* [Task description]:
In the listing below, count each line that contains "불러오기". The reply is that count and nothing else.

* [Dataset excerpts]:
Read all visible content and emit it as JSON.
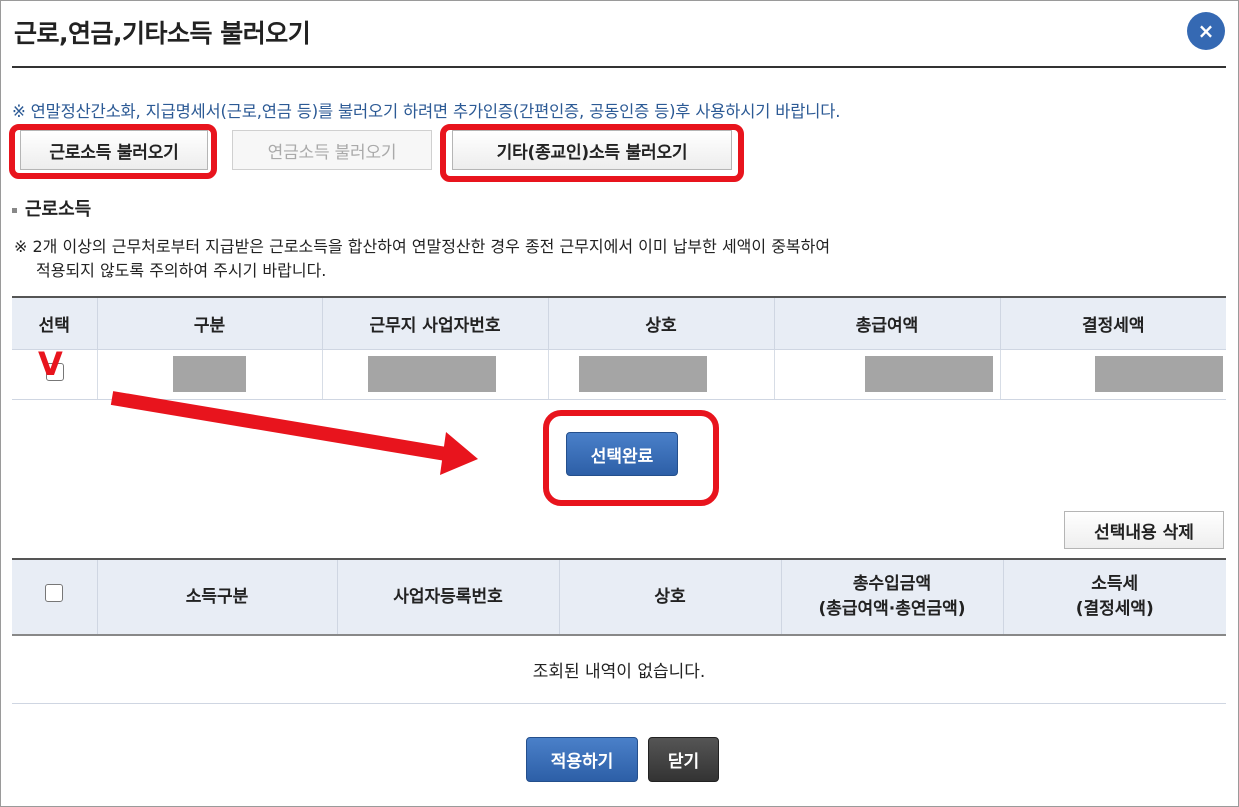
{
  "dialog": {
    "title": "근로,연금,기타소득 불러오기",
    "close_label": "×"
  },
  "notice_top": "※ 연말정산간소화, 지급명세서(근로,연금 등)를 불러오기 하려면 추가인증(간편인증, 공동인증 등)후 사용하시기 바랍니다.",
  "load_buttons": {
    "labor": "근로소득 불러오기",
    "pension": "연금소득 불러오기",
    "other": "기타(종교인)소득 불러오기"
  },
  "section": {
    "title": "근로소득",
    "notice_line1": "※ 2개 이상의 근무처로부터 지급받은 근로소득을 합산하여 연말정산한 경우 종전 근무지에서 이미 납부한 세액이 중복하여",
    "notice_line2": "적용되지 않도록 주의하여 주시기 바랍니다."
  },
  "labor_table": {
    "headers": [
      "선택",
      "구분",
      "근무지 사업자번호",
      "상호",
      "총급여액",
      "결정세액"
    ]
  },
  "annotation_mark": "V",
  "select_complete_label": "선택완료",
  "delete_selected_label": "선택내용 삭제",
  "result_table": {
    "headers": [
      "소득구분",
      "사업자등록번호",
      "상호",
      "총수입금액",
      "(총급여액·총연금액)",
      "소득세",
      "(결정세액)"
    ],
    "empty_message": "조회된 내역이 없습니다."
  },
  "footer": {
    "apply_label": "적용하기",
    "close_label": "닫기"
  },
  "colors": {
    "accent_blue": "#2d5fa7",
    "highlight_red": "#e8141d",
    "notice_blue": "#2c5a95"
  }
}
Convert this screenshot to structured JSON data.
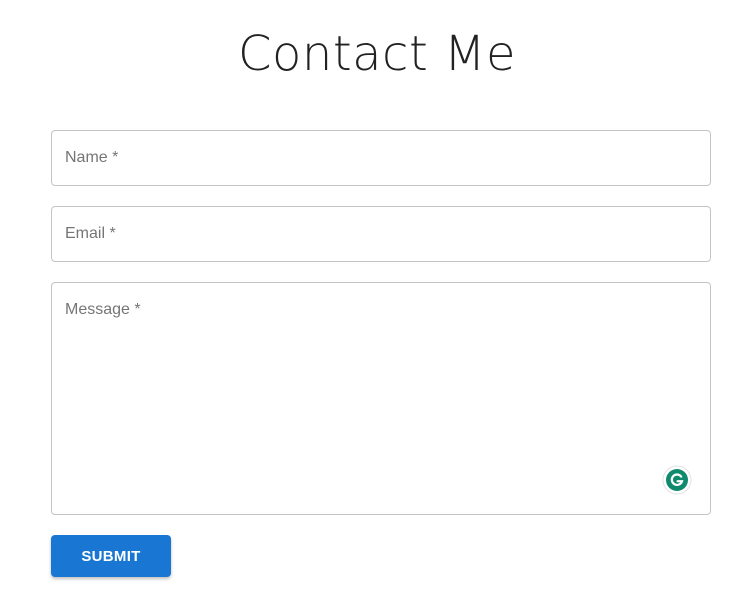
{
  "page": {
    "title": "Contact Me"
  },
  "form": {
    "name_placeholder": "Name *",
    "email_placeholder": "Email *",
    "message_placeholder": "Message *",
    "submit_label": "SUBMIT"
  },
  "icons": {
    "grammarly": "grammarly-icon"
  },
  "colors": {
    "accent": "#1976d2",
    "grammarly": "#15c39a",
    "border": "#c4c4c4",
    "placeholder": "#757575"
  }
}
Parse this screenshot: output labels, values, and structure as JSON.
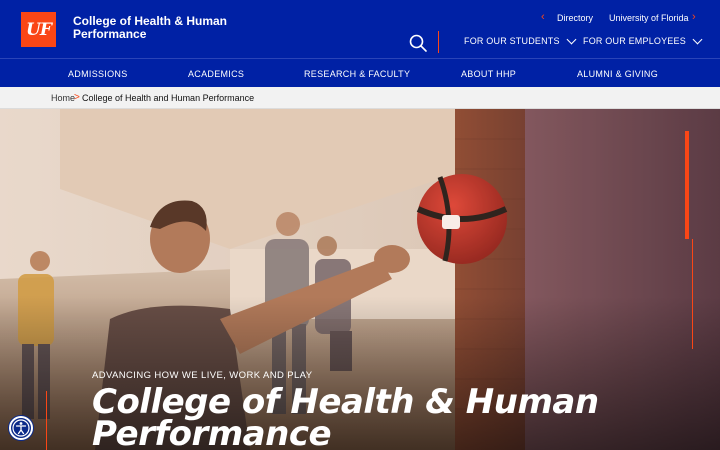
{
  "header": {
    "logo_text": "UF",
    "college_name": "College of Health & Human Performance",
    "utility": {
      "directory": "Directory",
      "university": "University of Florida"
    },
    "audience": {
      "students": "FOR OUR STUDENTS",
      "employees": "FOR OUR EMPLOYEES"
    }
  },
  "nav": {
    "items": [
      {
        "label": "ADMISSIONS"
      },
      {
        "label": "ACADEMICS"
      },
      {
        "label": "RESEARCH & FACULTY"
      },
      {
        "label": "ABOUT HHP"
      },
      {
        "label": "ALUMNI & GIVING"
      }
    ]
  },
  "breadcrumb": {
    "home": "Home",
    "separator": ">",
    "current": "College of Health and Human Performance"
  },
  "hero": {
    "tagline": "ADVANCING HOW WE LIVE, WORK AND PLAY",
    "title": "College of Health & Human Performance"
  },
  "colors": {
    "brand_blue": "#0021a5",
    "brand_orange": "#fa4616"
  },
  "icons": [
    "search-icon",
    "chevron-down-icon",
    "chevron-left-icon",
    "chevron-right-icon",
    "accessibility-icon"
  ]
}
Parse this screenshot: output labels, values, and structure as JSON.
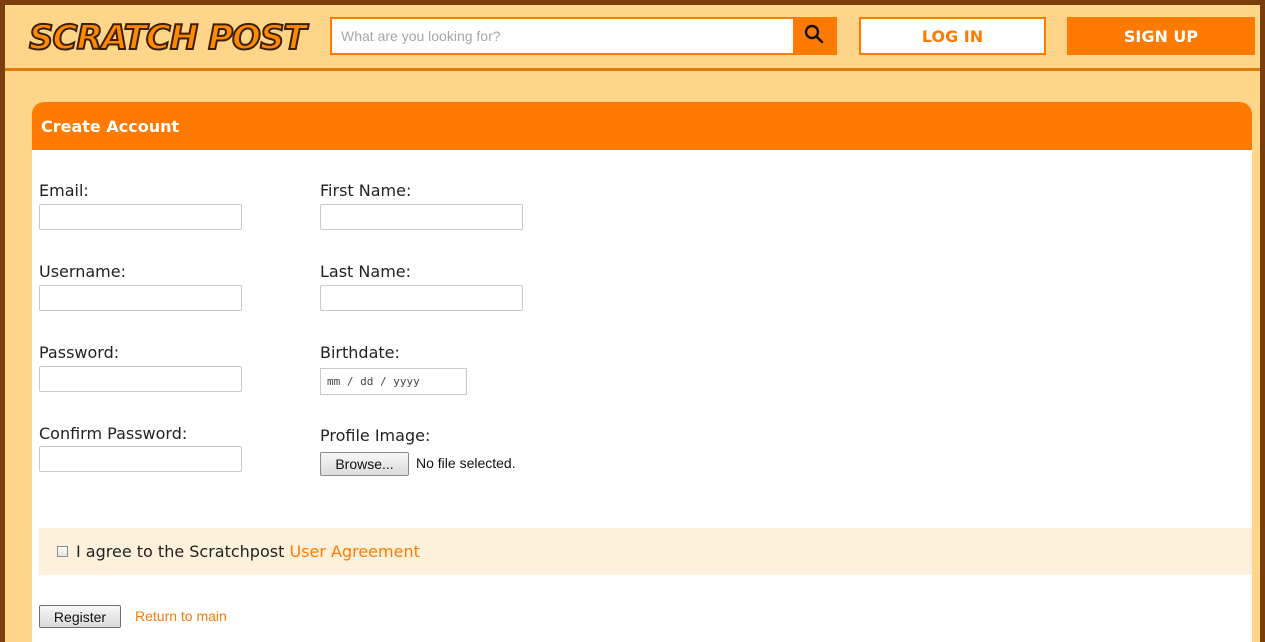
{
  "header": {
    "logo_text": "SCRATCH POST",
    "search_placeholder": "What are you looking for?",
    "login_label": "LOG IN",
    "signup_label": "SIGN UP"
  },
  "form": {
    "title": "Create Account",
    "email_label": "Email:",
    "username_label": "Username:",
    "password_label": "Password:",
    "confirm_password_label": "Confirm Password:",
    "first_name_label": "First Name:",
    "last_name_label": "Last Name:",
    "birthdate_label": "Birthdate:",
    "birthdate_placeholder": "mm / dd / yyyy",
    "profile_image_label": "Profile Image:",
    "browse_label": "Browse...",
    "no_file_text": "No file selected.",
    "agree_prefix": "I agree to the Scratchpost ",
    "agree_link": "User Agreement",
    "register_label": "Register",
    "return_label": "Return to main"
  },
  "colors": {
    "accent": "#ff7a00",
    "frame": "#7a3d0c",
    "background": "#ffd58a",
    "agree_bg": "#fdf1dc"
  },
  "icons": {
    "search": "search-icon"
  }
}
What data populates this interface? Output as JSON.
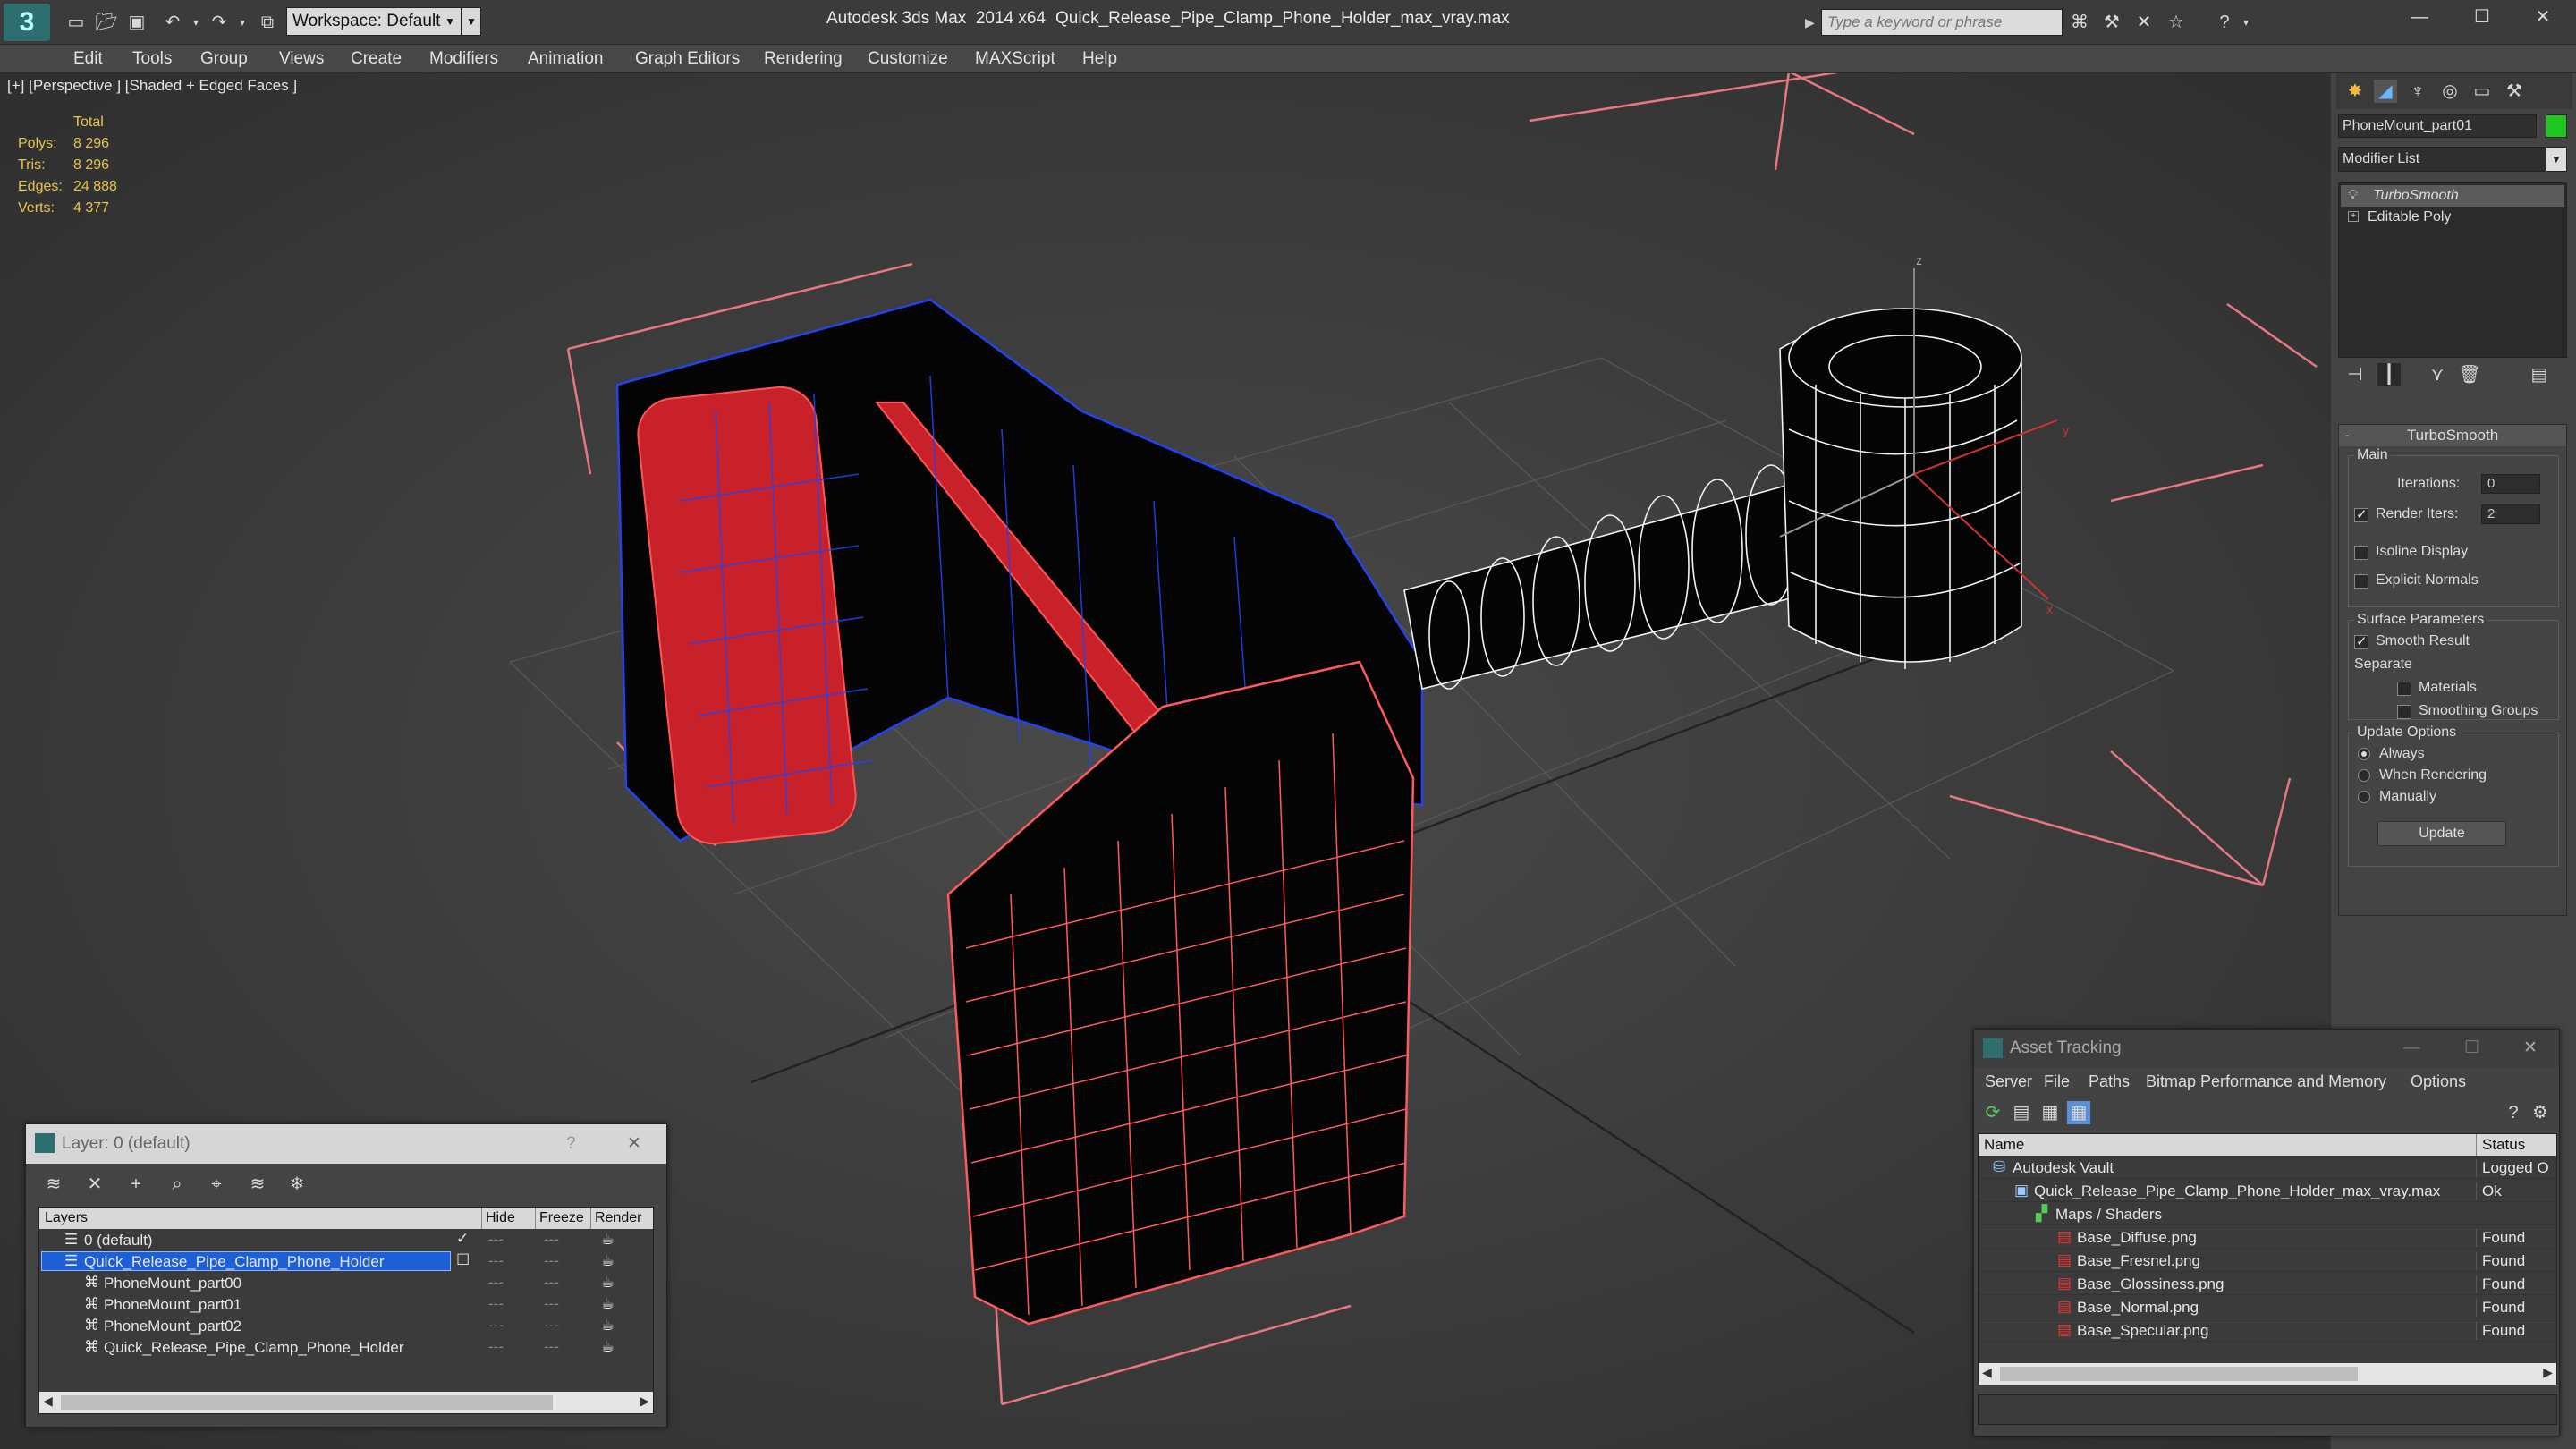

* [Answer space]:
5